It isn't like these pictures provide a lot of detail at those distances.

I would like them to set up a second experiment to independently verify that these findings are accurate before I give this weight.
omatumr
1 / 5 (13) Sep 13, 2011
Thanks for the story.

Are streams of gas simply waste products from the galaxy of smaller neutron stars produced when a large parent compact object fragments from neutron repulsion [1[?

1. The APEIRON report, in press (2011):
http://arxiv.org/...2.1499v1

With kind regards,
Oliver K. Manuel
Former NASA Principal
Investigator for Apollo
Ethelred
4.5 / 5 (15) Sep 13, 2011
No.

Ethelred
yyz
5 / 5 (5) Sep 13, 2011
"At the specific resolution that herschel provides at those distances, what exactly would it look like if a small galaxy, such as the small magenellic cloud merged with a larger galaxy in the wavelength that herschel sees?

It isn't like these pictures provide a lot of detail at those distances."
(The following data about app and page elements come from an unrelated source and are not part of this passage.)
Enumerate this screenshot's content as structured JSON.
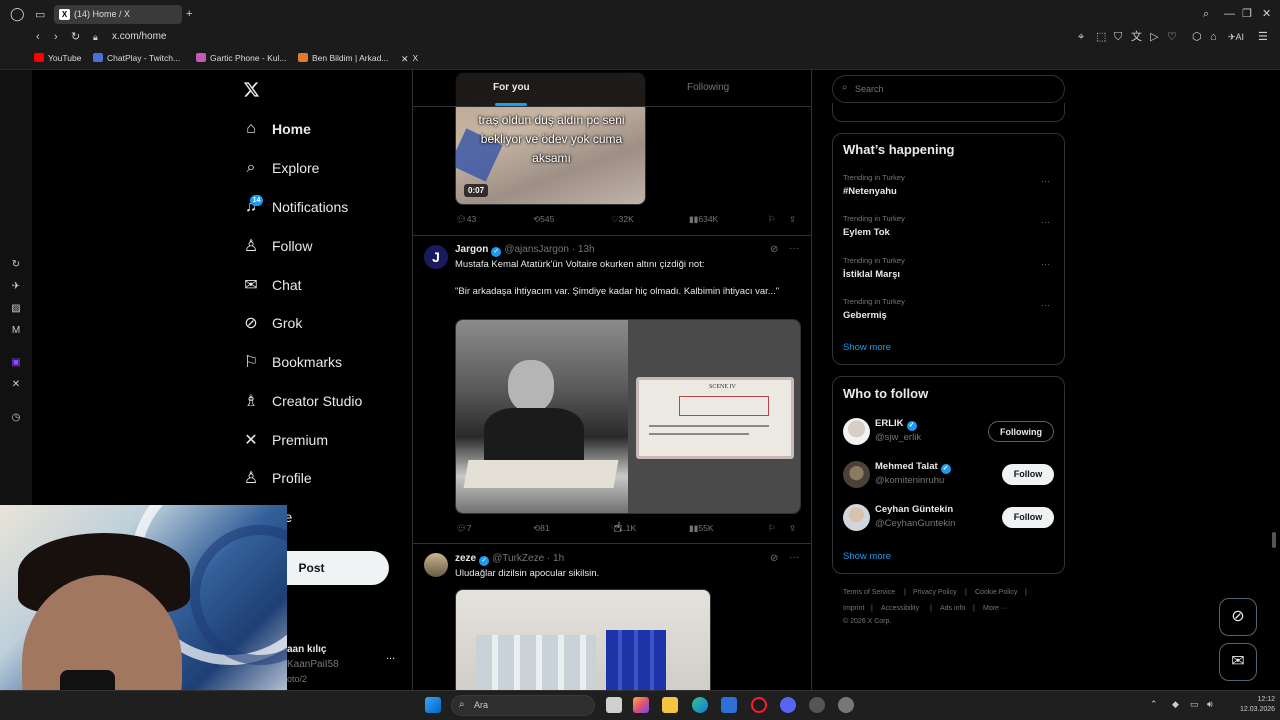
{
  "browser": {
    "tab_title": "(14) Home / X",
    "url": "x.com/home",
    "bookmarks": [
      "YouTube",
      "ChatPlay - Twitch...",
      "Gartic Phone - Kul...",
      "Ben Bildim | Arkad...",
      "X"
    ]
  },
  "nav": {
    "items": [
      {
        "label": "Home",
        "icon": "home-icon"
      },
      {
        "label": "Explore",
        "icon": "search-icon"
      },
      {
        "label": "Notifications",
        "icon": "bell-icon"
      },
      {
        "label": "Follow",
        "icon": "follow-icon"
      },
      {
        "label": "Chat",
        "icon": "mail-icon"
      },
      {
        "label": "Grok",
        "icon": "grok-icon"
      },
      {
        "label": "Bookmarks",
        "icon": "bookmark-icon"
      },
      {
        "label": "Creator Studio",
        "icon": "creator-icon"
      },
      {
        "label": "Premium",
        "icon": "x-icon"
      },
      {
        "label": "Profile",
        "icon": "user-icon"
      },
      {
        "label": "ore",
        "icon": "more-icon"
      }
    ],
    "notifications_badge": "14",
    "post_label": "Post",
    "account_name": "aan kılıç",
    "account_handle": "KaanPaiI58",
    "account_extra": "oto/2",
    "account_more": "..."
  },
  "feed": {
    "tabs": [
      "For you",
      "Following"
    ],
    "tweet1": {
      "video_caption": "traş oldun duş aldın pc seni bekliyor ve ödev yok cuma aksamı",
      "duration": "0:07",
      "replies": "43",
      "reposts": "545",
      "likes": "32K",
      "views": "634K"
    },
    "tweet2": {
      "name": "Jargon",
      "handle": "@ajansJargon",
      "time": "· 13h",
      "avatar_letter": "J",
      "text_line1": "Mustafa Kemal Atatürk'ün Voltaire okurken altını çizdiği not:",
      "text_line2": "\"Bir arkadaşa ihtiyacım var. Şimdiye kadar hiç olmadı. Kalbimin ihtiyacı var...\"",
      "replies": "7",
      "reposts": "81",
      "likes": "1.1K",
      "views": "55K"
    },
    "tweet3": {
      "name": "zeze",
      "handle": "@TurkZeze",
      "time": "· 1h",
      "text": "Uludağlar dizilsin apocular sikilsin."
    }
  },
  "sidebar": {
    "search_placeholder": "Search",
    "happening_title": "What’s happening",
    "trends": [
      {
        "meta": "Trending in Turkey",
        "name": "#Netenyahu"
      },
      {
        "meta": "Trending in Turkey",
        "name": "Eylem Tok"
      },
      {
        "meta": "Trending in Turkey",
        "name": "İstiklal Marşı"
      },
      {
        "meta": "Trending in Turkey",
        "name": "Gebermiş"
      }
    ],
    "show_more": "Show more",
    "wtf_title": "Who to follow",
    "wtf": [
      {
        "name": "ERLIK",
        "handle": "@sjw_erlik",
        "button": "Following"
      },
      {
        "name": "Mehmed Talat",
        "handle": "@komiteninruhu",
        "button": "Follow"
      },
      {
        "name": "Ceyhan Güntekin",
        "handle": "@CeyhanGuntekin",
        "button": "Follow"
      }
    ],
    "footer": [
      "Terms of Service",
      "|",
      "Privacy Policy",
      "|",
      "Cookie Policy",
      "|",
      "Imprint",
      "|",
      "Accessibility",
      "|",
      "Ads info",
      "|",
      "More ···"
    ],
    "copyright": "© 2026 X Corp."
  },
  "taskbar": {
    "search_placeholder": "Ara",
    "time": "12:12",
    "date": "12.03.2026"
  },
  "colors": {
    "accent": "#1d9bf0",
    "background": "#000000",
    "muted": "#71767b"
  }
}
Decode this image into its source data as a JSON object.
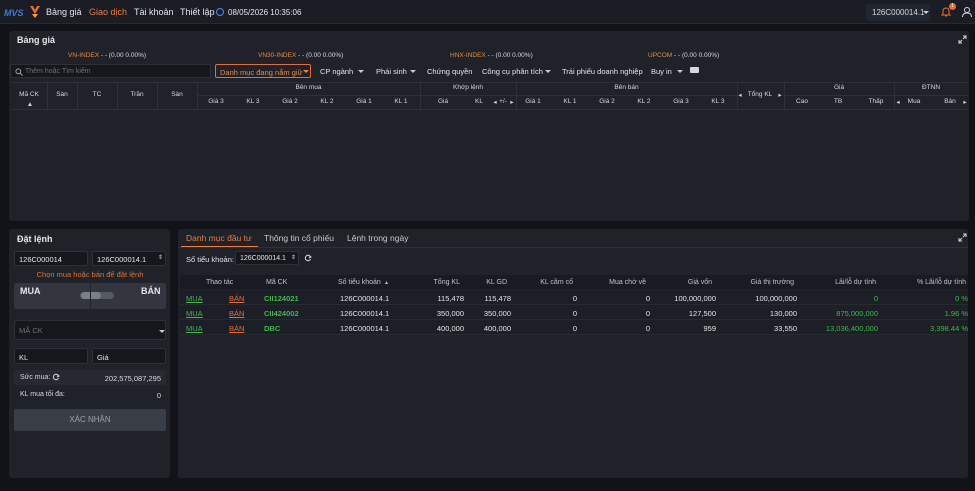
{
  "topbar": {
    "logo": "MVS",
    "nav": [
      "Bảng giá",
      "Giao dịch",
      "Tài khoản",
      "Thiết lập"
    ],
    "active_nav": "Giao dịch",
    "datetime": "08/05/2026 10:35:06",
    "account": "126C000014.1",
    "notification_count": "1"
  },
  "board": {
    "title": "Bảng giá",
    "indices": [
      {
        "name": "VN-INDEX",
        "value": " - - (0.00 0.00%)"
      },
      {
        "name": "VN30-INDEX",
        "value": " - - (0.00 0.00%)"
      },
      {
        "name": "HNX-INDEX",
        "value": " - - (0.00 0.00%)"
      },
      {
        "name": "UPCOM",
        "value": " - - (0.00 0.00%)"
      }
    ],
    "search_placeholder": "Thêm hoặc Tìm kiếm",
    "active_filter": "Danh mục đang nắm giữ",
    "filters": [
      "CP ngành",
      "Phái sinh",
      "Chứng quyền",
      "Công cụ phân tích",
      "Trái phiếu doanh nghiệp",
      "Buy in"
    ],
    "columns": {
      "ma_ck": "Mã CK",
      "san": "Sàn",
      "tc": "TC",
      "tran": "Trần",
      "san2": "Sàn",
      "ben_mua": "Bên mua",
      "gia3": "Giá 3",
      "kl3": "KL 3",
      "gia2": "Giá 2",
      "kl2": "KL 2",
      "gia1": "Giá 1",
      "kl1": "KL 1",
      "khop_lenh": "Khớp lệnh",
      "gia": "Giá",
      "kl": "KL",
      "pm": "+/-",
      "ben_ban": "Bên bán",
      "tong_kl": "Tổng KL",
      "gia_grp": "Giá",
      "cao": "Cao",
      "tb": "TB",
      "thap": "Thấp",
      "dtnn": "ĐTNN",
      "mua": "Mua",
      "ban": "Bán"
    }
  },
  "order": {
    "title": "Đặt lệnh",
    "account_input": "126C000014",
    "sub_account": "126C000014.1",
    "hint": "Chọn mua hoặc bán để đặt lệnh",
    "buy_label": "MUA",
    "sell_label": "BÁN",
    "symbol_placeholder": "MÃ CK",
    "qty_placeholder": "KL",
    "price_placeholder": "Giá",
    "buying_power_label": "Sức mua:",
    "buying_power": "202,575,087,295",
    "max_qty_label": "KL mua tối đa:",
    "max_qty": "0",
    "submit": "XÁC NHẬN"
  },
  "portfolio": {
    "tabs": [
      "Danh mục đầu tư",
      "Thông tin cổ phiếu",
      "Lệnh trong ngày"
    ],
    "sub_account_label": "Số tiểu khoản:",
    "sub_account": "126C000014.1",
    "headers": [
      "Thao tác",
      "Mã CK",
      "Số tiểu khoản",
      "Tổng KL",
      "KL GD",
      "KL cầm cố",
      "Mua chờ về",
      "Giá vốn",
      "Giá thị trường",
      "Lãi/lỗ dự tính",
      "% Lãi/lỗ dự tính"
    ],
    "buy_action": "MUA",
    "sell_action": "BÁN",
    "rows": [
      {
        "symbol": "CII124021",
        "account": "126C000014.1",
        "total": "115,478",
        "tradable": "115,478",
        "pledged": "0",
        "pending": "0",
        "cost": "100,000,000",
        "market": "100,000,000",
        "pnl": "0",
        "pnl_pct": "0 %"
      },
      {
        "symbol": "CII424002",
        "account": "126C000014.1",
        "total": "350,000",
        "tradable": "350,000",
        "pledged": "0",
        "pending": "0",
        "cost": "127,500",
        "market": "130,000",
        "pnl": "875,000,000",
        "pnl_pct": "1.96 %"
      },
      {
        "symbol": "DBC",
        "account": "126C000014.1",
        "total": "400,000",
        "tradable": "400,000",
        "pledged": "0",
        "pending": "0",
        "cost": "959",
        "market": "33,550",
        "pnl": "13,036,400,000",
        "pnl_pct": "3,398.44 %"
      }
    ]
  }
}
While Herschel has too poor a resolution to easily discriminate distant galaxy mergers from solitary starburst galaxies, the fields looked at are the well studied and surveyed GOODS fields centered on the Hubble Deep Field-N and the Chandra Deep Field-S: http://en.wikiped...ki/GOODS

The solitary starburst galaxies seen by Hershel had already been ID as such in previous studies by HST, VLA, Spitzer and other large ground based observatories. I do think the PR overhypes astronomers' "assumptions" of mergers as the dominant driver of star formation in the early universe, as studies of distant Lyman-alpha systems and gas-accreting isolated galaxies indicate other SF mechanisms at work.
yyz
5 / 5 (5) Sep 13, 2011
I guess as to underscore some of the work on the GOODS fields I alluded to above, a paper posted tonight on arXiv presents a HST study of the occurrence of galaxy mergers among a sample of AGNs in the CDF-S: http://arxiv.org/...88v1.pdf

All these multiwavelength observations, combined with models, will be used in the future to tease out what mechanisms contributed to star formation in the early universe and what the dominant mechanism(s) were at different epochs.